The Humane Society International brought the action, accusing the company, Kyodo Senpaku, of wilfully contravening the order by hunting whales in Australian waters on at least four separate occasions. The Court found the allegations to be proved ‘beyond reasonable doubt’ and imposed fines of $250,000 for each of the breaches.
In delivering her judgment, Justice Jagot stated:
“I am satisfied beyond a reasonable doubt that the actions of Kyodo fall within the category at least of wilful contempt. That is, there is no possible basis upon which an inference could be drawn that the breaches of the 2008 injunctions were casual, accidental and unintentional.”
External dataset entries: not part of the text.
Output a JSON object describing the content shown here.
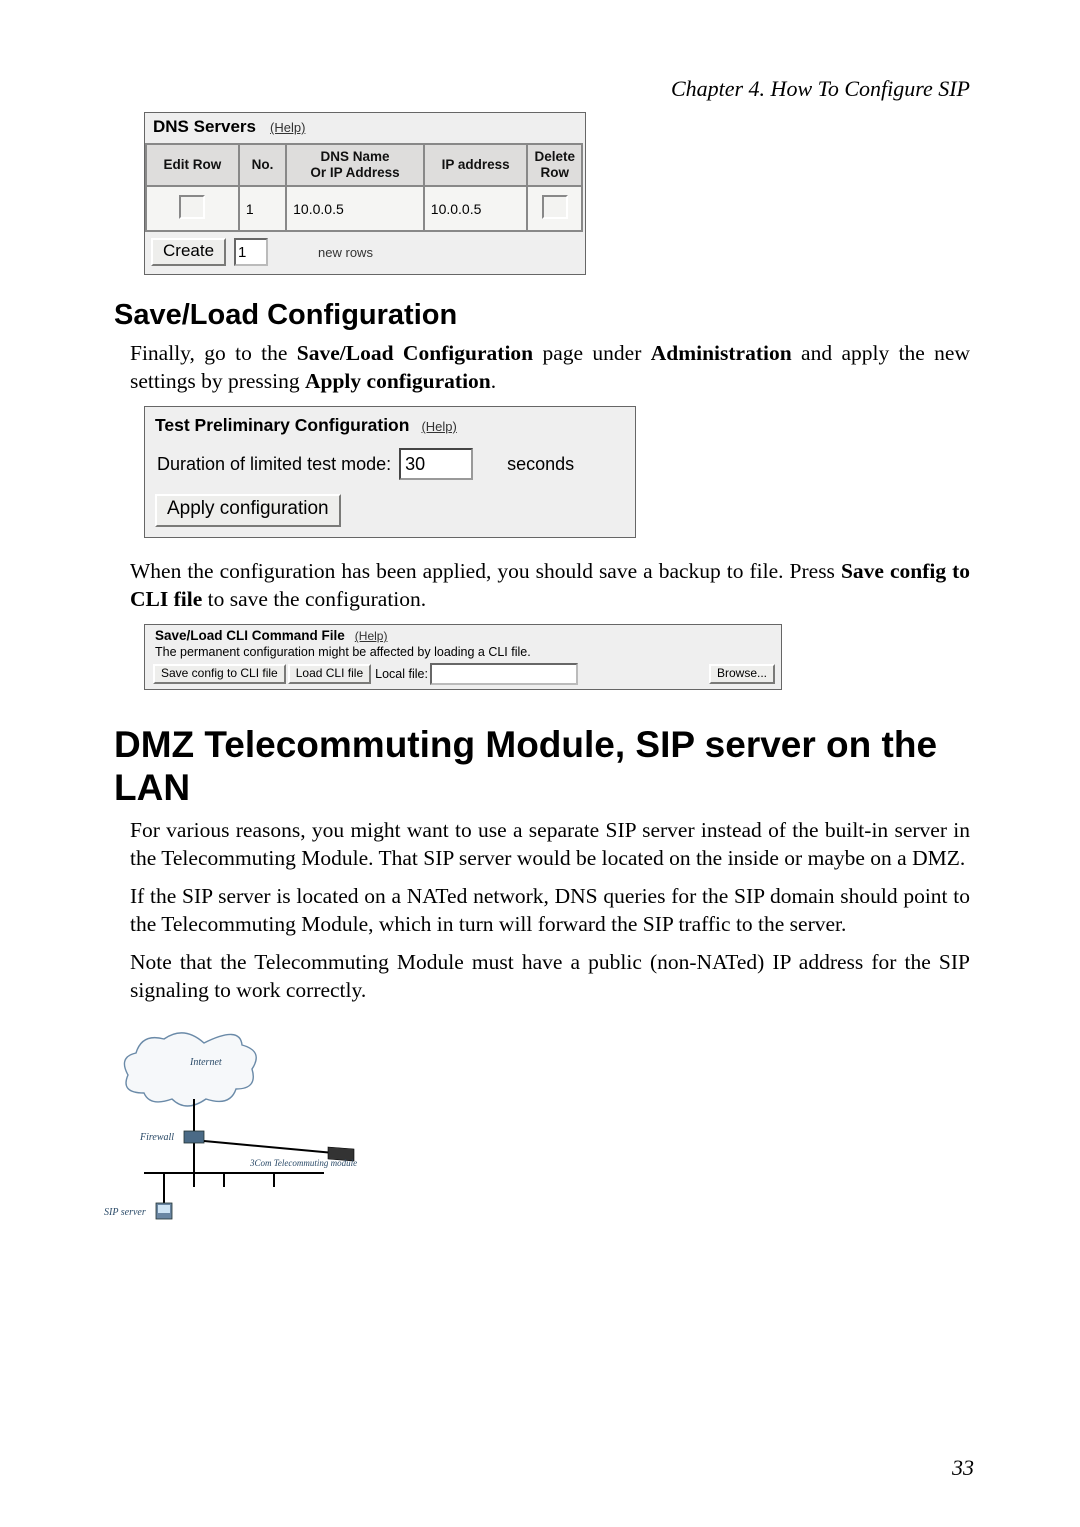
{
  "chapter_header": "Chapter 4. How To Configure SIP",
  "dns_panel": {
    "title": "DNS Servers",
    "help": "(Help)",
    "headers": {
      "edit_row": "Edit Row",
      "no": "No.",
      "dns_name": "DNS Name\nOr IP Address",
      "ip": "IP address",
      "delete": "Delete Row"
    },
    "rows": [
      {
        "no": "1",
        "dns_name": "10.0.0.5",
        "ip": "10.0.0.5"
      }
    ],
    "create_label": "Create",
    "create_value": "1",
    "new_rows": "new rows"
  },
  "section_saveload": "Save/Load Configuration",
  "para1_a": "Finally, go to the ",
  "para1_b": "Save/Load Configuration",
  "para1_c": " page under ",
  "para1_d": "Administration",
  "para1_e": " and apply the new settings by pressing ",
  "para1_f": "Apply configuration",
  "para1_g": ".",
  "test_panel": {
    "title": "Test Preliminary Configuration",
    "help": "(Help)",
    "duration_label": "Duration of limited test mode:",
    "duration_value": "30",
    "seconds": "seconds",
    "apply": "Apply configuration"
  },
  "para2_a": "When the configuration has been applied, you should save a backup to file. Press ",
  "para2_b": "Save config to CLI file",
  "para2_c": " to save the configuration.",
  "cli_panel": {
    "title": "Save/Load CLI Command File",
    "help": "(Help)",
    "note": "The permanent configuration might be affected by loading a CLI file.",
    "save_btn": "Save config to CLI file",
    "load_btn": "Load CLI file",
    "local_file": "Local file:",
    "browse": "Browse..."
  },
  "big_section": "DMZ Telecommuting Module, SIP server on the LAN",
  "para3": "For various reasons, you might want to use a separate SIP server instead of the built-in server in the Telecommuting Module. That SIP server would be located on the inside or maybe on a DMZ.",
  "para4": "If the SIP server is located on a NATed network, DNS queries for the SIP domain should point to the Telecommuting Module, which in turn will forward the SIP traffic to the server.",
  "para5": "Note that the Telecommuting Module must have a public (non-NATed) IP address for the SIP signaling to work correctly.",
  "diagram": {
    "internet": "Internet",
    "firewall": "Firewall",
    "module": "3Com Telecommuting module",
    "sip": "SIP server"
  },
  "page_number": "33"
}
It is hoped that the magnitude of the fine will deter other companies from flouting rules against whaling in Australian waters.
Contempt of court can be either criminal or civil in nature.
Breaching a court order can amount to a criminal offence if it ‘involved deliberate defiance or, as it is sometimes said, if it is contumacious’; Witham v Holloway (1995).
But criminal contempt does not just involve breaching court orders – but can encompass a range of conduct, including:
- Publications or media reports that interfere with the proper administration of justice,
- Misconduct in relation to parties in a proceeding or witnesses,
- Breaches of undertakings, and
- Refusal to attend court on subpoena, or refusal to give evidence in court.
Contempt by Corporations
While most of the above would only apply to individuals, corporations can also be convicted of criminal contempt.
In the recent case of Construction, Forestry, Mining and Energy Union (CFMEU) v Boral Resources (Vic) Pty Ltd (2015), the High Court found that the following rules apply to criminal contempt by corporations:
- Failing to obey an injunction in a way that is “defiant and contumacious” amounts to criminal contempt;
- The remedy for criminal contempt is punitive – such as a fine – rather than remedial – which aims to fix a problem;
- The standard for criminal contempt is ‘beyond a reasonable doubt’; and
- Civil procedures are applied in proceedings for criminal contempt.
The Federal Court’s finding against Kyodo Senpaku is intended to send a strong message to other corporations that Australia will not tolerate wilful breaches of our court orders – but whether the company will pay up is another matter altogether.